◆ **What is being asked**:
Every record must be repeated exactly; omit any pictures they contain.

== Segment start ==

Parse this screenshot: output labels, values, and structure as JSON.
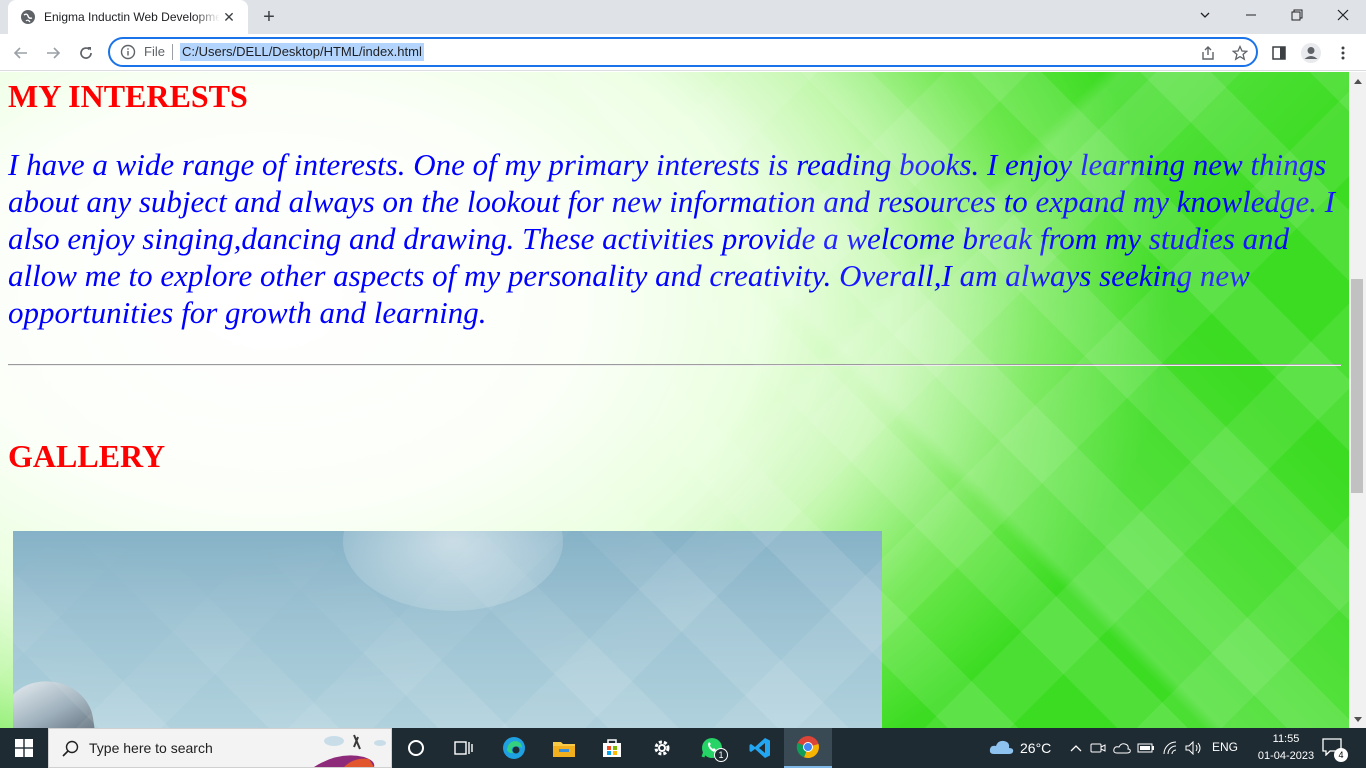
{
  "browser": {
    "tab": {
      "title": "Enigma Inductin Web Development",
      "close": "✕"
    },
    "new_tab": "+",
    "omnibox": {
      "scheme_label": "File",
      "url": "C:/Users/DELL/Desktop/HTML/index.html"
    }
  },
  "page": {
    "interests_heading": "MY INTERESTS",
    "interests_text": "I have a wide range of interests. One of my primary interests is reading books. I enjoy learning new things about any subject and always on the lookout for new information and resources to expand my knowledge. I also enjoy singing,dancing and drawing. These activities provide a welcome break from my studies and allow me to explore other aspects of my personality and creativity. Overall,I am always seeking new opportunities for growth and learning.",
    "gallery_heading": "GALLERY"
  },
  "taskbar": {
    "search_placeholder": "Type here to search",
    "whatsapp_badge": "1",
    "weather": "26°C",
    "language": "ENG",
    "time": "11:55",
    "date": "01-04-2023",
    "notifications_count": "4"
  },
  "colors": {
    "heading": "#ff0000",
    "body_text": "#0000ff",
    "omnibox_focus": "#1a73e8",
    "background_green": "#3cdc22"
  }
}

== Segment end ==

◆ **Reply to the exercise**:
Parse this screenshot: output labels, values, and structure as JSON.
{
  "browser": {
    "tab": {
      "title": "Enigma Inductin Web Development",
      "close": "✕"
    },
    "new_tab": "+",
    "omnibox": {
      "scheme_label": "File",
      "url": "C:/Users/DELL/Desktop/HTML/index.html"
    }
  },
  "page": {
    "interests_heading": "MY INTERESTS",
    "interests_text": "I have a wide range of interests. One of my primary interests is reading books. I enjoy learning new things about any subject and always on the lookout for new information and resources to expand my knowledge. I also enjoy singing,dancing and drawing. These activities provide a welcome break from my studies and allow me to explore other aspects of my personality and creativity. Overall,I am always seeking new opportunities for growth and learning.",
    "gallery_heading": "GALLERY"
  },
  "taskbar": {
    "search_placeholder": "Type here to search",
    "whatsapp_badge": "1",
    "weather": "26°C",
    "language": "ENG",
    "time": "11:55",
    "date": "01-04-2023",
    "notifications_count": "4"
  },
  "colors": {
    "heading": "#ff0000",
    "body_text": "#0000ff",
    "omnibox_focus": "#1a73e8",
    "background_green": "#3cdc22"
  }
}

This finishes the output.